Interesting things about it

Proving a point by using obscurity is a logical fallacy, for some cases. Might be interesting to explore it, for example with stubborn characters that point out the fallacy and thus continuing the argument.

Inverting appeal of obscurity. In Pirates of the Carribean: Curse of the Black Pearl (2003), there's this famous dialogue:

Norrington: You are without a doubt the worst pirate I have ever heard of.

Jack Sparrow: But you have heard of me.

proving that Jack Sparrow is not that bad of a pirate if people had heard of him.

Extra examples:

2. Euphemism Buster

Euphemism Buster - Spongebob Squarepants

Euphemism Buster is a technique used when someone uses a euphemism (polite expression of something) and another person straight up says the meaning of the euphemism. It goes like this:

(Batman busted Dr. Freeze's facility on human experiments. Batman found out that three persons have died because of it.)   

Dr. Freeze: Yes, the result has been negative so far. But, I'm so close to it, Batman! The procedure is fragile so I have no choice but to put them to sleep as soon as it would fail.   

Batman: You killed them. That's what you did.

The structure of this technique is simple: 1) Character A uses a euphemism to explain something, and 2) character B blurts out the actual meaning of the expression.

In the example above, Dr. Freeze used the expression "put them to sleep" to soften the killings of his patients. Batman punched back by saying the exact meaning of the expression.

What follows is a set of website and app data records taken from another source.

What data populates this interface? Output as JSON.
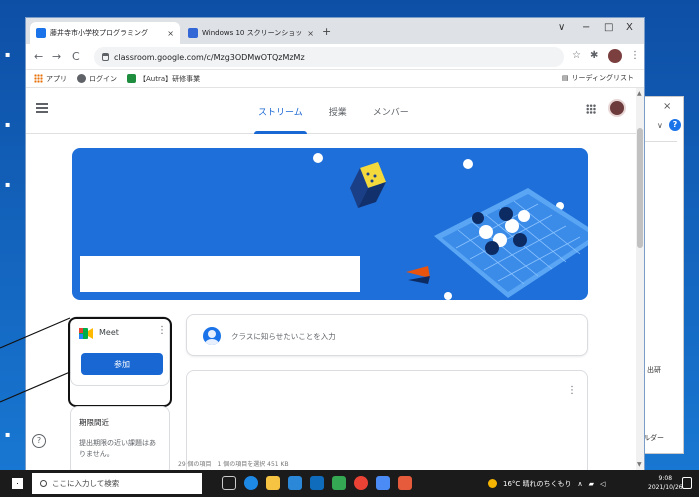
{
  "browser": {
    "tabs": [
      {
        "title": "藤井寺市小学校プログラミング",
        "favicon_color": "#1a73e8",
        "active": true
      },
      {
        "title": "Windows 10 スクリーンショットを撮る",
        "favicon_color": "#3367d6",
        "active": false
      }
    ],
    "url": "classroom.google.com/c/Mzg3ODMwOTQzMzMz",
    "bookmarks": [
      {
        "label": "アプリ",
        "icon": "apps-grid-icon",
        "color": "#e8710a"
      },
      {
        "label": "ログイン",
        "icon": "globe-icon",
        "color": "#5f6368"
      },
      {
        "label": "【Autra】研修事業",
        "icon": "bookmark-icon",
        "color": "#1e8e3e"
      }
    ],
    "reading_list": "リーディングリスト",
    "window_controls": {
      "minimize": "−",
      "maximize": "□",
      "close": "X",
      "dropdown": "∨"
    }
  },
  "classroom": {
    "nav_tabs": [
      {
        "label": "ストリーム",
        "selected": true
      },
      {
        "label": "授業",
        "selected": false
      },
      {
        "label": "メンバー",
        "selected": false
      }
    ],
    "accent_color": "#1967d2",
    "banner_color": "#1e6fd9",
    "meet": {
      "label": "Meet",
      "join_button": "参加"
    },
    "upcoming": {
      "title": "期限間近",
      "text": "提出期限の近い課題はありません。"
    },
    "announce_prompt": "クラスに知らせたいことを入力",
    "status_line": "29 個の項目　1 個の項目を選択 451 KB"
  },
  "background_window": {
    "text1": "出研",
    "text2": "ルダー"
  },
  "taskbar": {
    "search_placeholder": "ここに入力して検索",
    "weather": "16°C 晴れのちくもり",
    "time": "9:08",
    "date": "2021/10/26"
  }
}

Why you should use it?

It's a good way to show the character's personality. The reader would have the impressions that character A is a more polite person, while character B is a more straightforward person.

It can be used in many contexts in conversation, serious or comedic situations (for example, Spongebob and Patrick dialogue in the image above).

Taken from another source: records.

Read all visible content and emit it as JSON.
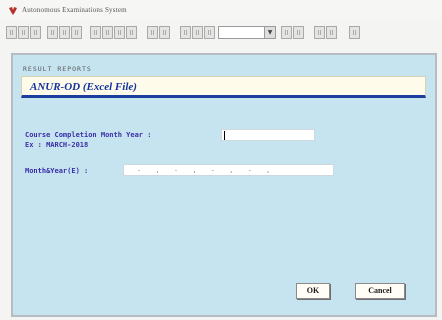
{
  "window": {
    "title": "Autonomous Examinations System",
    "icon": "app-logo-icon"
  },
  "toolbar": {
    "icons": [
      "print-icon",
      "save-icon",
      "new-icon",
      "cut-icon",
      "copy-icon",
      "paste-icon",
      "first-record-icon",
      "previous-record-icon",
      "next-record-icon",
      "last-record-icon",
      "insert-record-icon",
      "delete-record-icon",
      "query-icon",
      "execute-icon",
      "find-icon",
      "filter-icon",
      "sort-icon",
      "report-icon",
      "exit-icon",
      "help-icon"
    ],
    "combo_value": ""
  },
  "form": {
    "section_label": "RESULT REPORTS",
    "title": "ANUR-OD (Excel File)",
    "course_label": "Course Completion Month Year :",
    "course_value": "",
    "example_text": "Ex : MARCH-2018",
    "monthyear_label": "Month&Year(E) :",
    "monthyear_mask": "  -   ,   -   ,   -   ,   -   ,"
  },
  "buttons": {
    "ok": "OK",
    "cancel": "Cancel"
  },
  "colors": {
    "panel_bg": "#c5e4f0",
    "header_bg": "#fffbea",
    "header_accent": "#1a3d9e",
    "label_color": "#3a2fa8",
    "title_color": "#1233a0"
  }
}
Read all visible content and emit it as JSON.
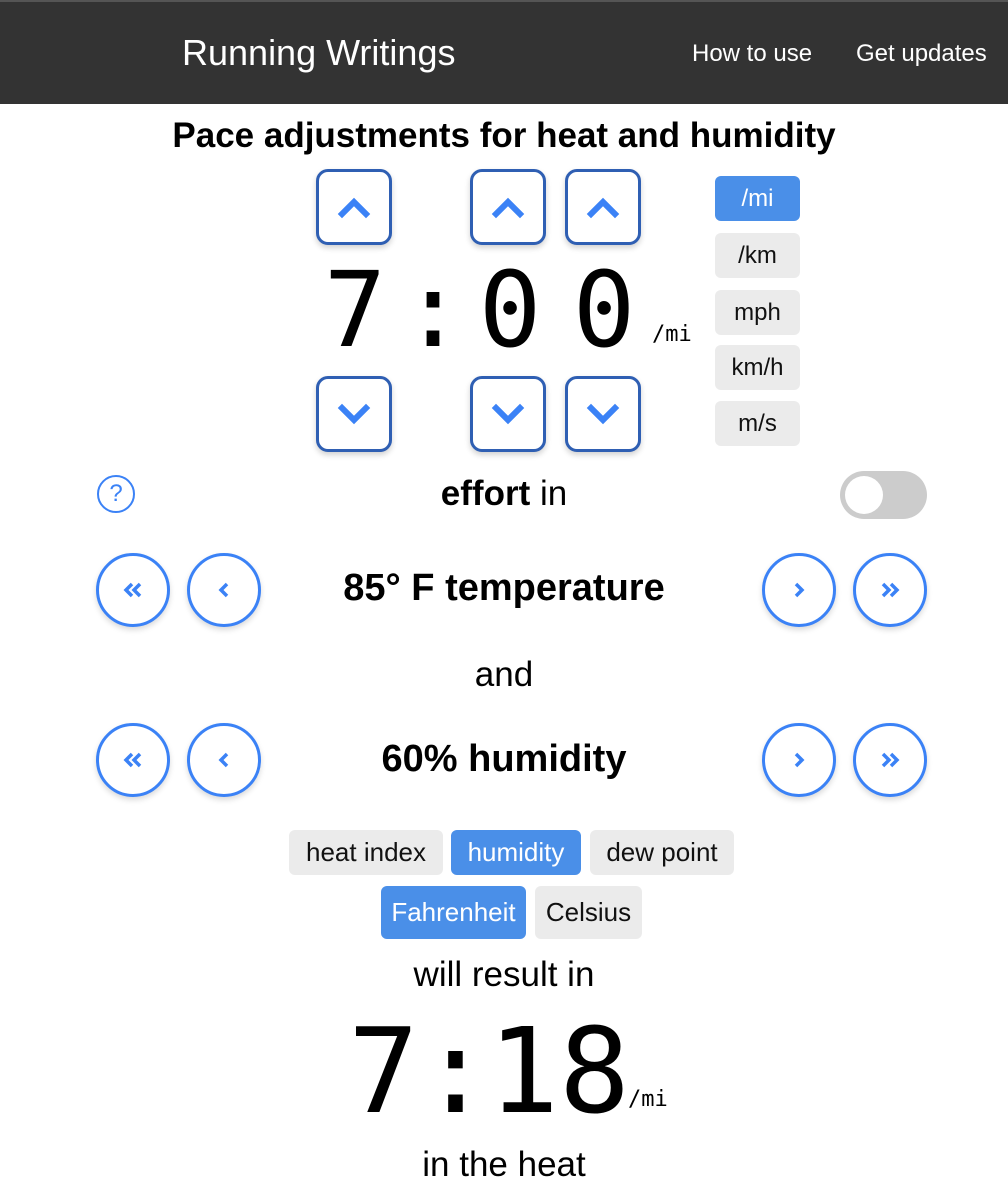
{
  "header": {
    "brand": "Running Writings",
    "nav": {
      "how_to_use": "How to use",
      "get_updates": "Get updates"
    }
  },
  "page": {
    "title": "Pace adjustments for heat and humidity"
  },
  "pace_input": {
    "minutes": "7",
    "separator": ":",
    "seconds_tens": "0",
    "seconds_ones": "0",
    "unit_suffix": "/mi"
  },
  "units": {
    "options": [
      "/mi",
      "/km",
      "mph",
      "km/h",
      "m/s"
    ],
    "selected": "/mi"
  },
  "effort": {
    "bold": "effort",
    "rest": " in",
    "help_icon": "?",
    "toggle_on": false
  },
  "temperature": {
    "label": "85° F temperature"
  },
  "connector": "and",
  "humidity": {
    "label": "60% humidity"
  },
  "measure_mode": {
    "options": [
      "heat index",
      "humidity",
      "dew point"
    ],
    "selected": "humidity"
  },
  "temp_scale": {
    "options": [
      "Fahrenheit",
      "Celsius"
    ],
    "selected": "Fahrenheit"
  },
  "result": {
    "lead": "will result in",
    "minutes": "7",
    "separator": ":",
    "seconds": "18",
    "unit_suffix": "/mi",
    "tail": "in the heat"
  },
  "icons": {
    "up": "chevron-up-icon",
    "down": "chevron-down-icon",
    "left": "chevron-left-icon",
    "right": "chevron-right-icon",
    "double_left": "double-chevron-left-icon",
    "double_right": "double-chevron-right-icon",
    "help": "question-circle-icon"
  },
  "colors": {
    "accent": "#4a8fe8",
    "button_border": "#2f5fb3",
    "round_button_border": "#3b82f6",
    "header_bg": "#333333"
  }
}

It shows a fun small conflict of personalities between characters.

What kind of characters should say it?

Character A, typically, should be a kind of shy or polite person. He/she also appeared to want people to be oblivious/not aware of something bad.

Character B is a no-bullshit type of person. He/she prefers saying things as they are, most likely ignorant or doesn't care about the consequences.

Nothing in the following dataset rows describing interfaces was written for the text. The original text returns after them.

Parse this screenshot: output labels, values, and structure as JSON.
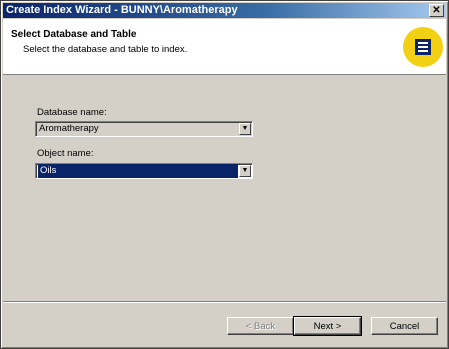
{
  "window": {
    "title": "Create Index Wizard - BUNNY\\Aromatherapy",
    "close_glyph": "✕"
  },
  "header": {
    "title": "Select Database and Table",
    "subtitle": "Select the database and table to index.",
    "icon": "index-wizard-icon"
  },
  "form": {
    "database_label": "Database name:",
    "database_value": "Aromatherapy",
    "object_label": "Object name:",
    "object_value": "Oils"
  },
  "buttons": {
    "back": "< Back",
    "next": "Next >",
    "cancel": "Cancel"
  },
  "icons": {
    "dropdown": "▼"
  }
}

When to say it?

You probably use it when two characters aware of a single fact and for some reason, they need to explain it to other characters or to each other. One character tries to hide or soften that fact, while the other just say it out loud.

3. Insult Friendly Fire

Insult Friendly Fire - Naruto

Insult Friendly Fire is a technique used when someone insults someone else, without realizing that the insult also applies to the person he/she's speaking. For example:

(Batman and Green Lantern arrived at a villain's hideout in an underground cave.)

Green Lantern: This is just sad. What kind of lonely freak would live in a hideous cave like this by himself?

Batman: *stares Green Lantern intensely*

Green Lantern: Oh, I'm sorry. I didn't mean it like that.

The structure of this technique usually goes like this: 1) character A insults character C in front of character B and 2) character B takes the insult for himself. There's a lot of reactions that character B could make after that, whether to be angry at character A or just sulk a little bit.

In the example above, Green Lantern threw an insult at the villain by saying that he's a lonely freak for living in a cave, without realizing Batman is more or less lives the same way.

Why you should use it?

It's good for comedic effect. 

It's also good for advancing the plot by sharing information about the shared traits that character B and C have. For example, in the image above, Sakura insults Naruto by saying he's an orphan, without knowing that Sasuke is an orphan too. It's a great way to add a little conflict while dumping information between characters.

What kind of characters should say it?

Character A typically is a talkative person, doesn't think too much before talking. Not necessarily a bad person for throwing insults.

Character B could be anyone. His/her personality should define the proper reactions for character A's insult.

When to say it?

Probably use this when you want to add a little dynamic between character's relationship. Character A thought he's getting closer with character B, and then the insult happened and suddenly things got awkward between them.

 

That's it for now!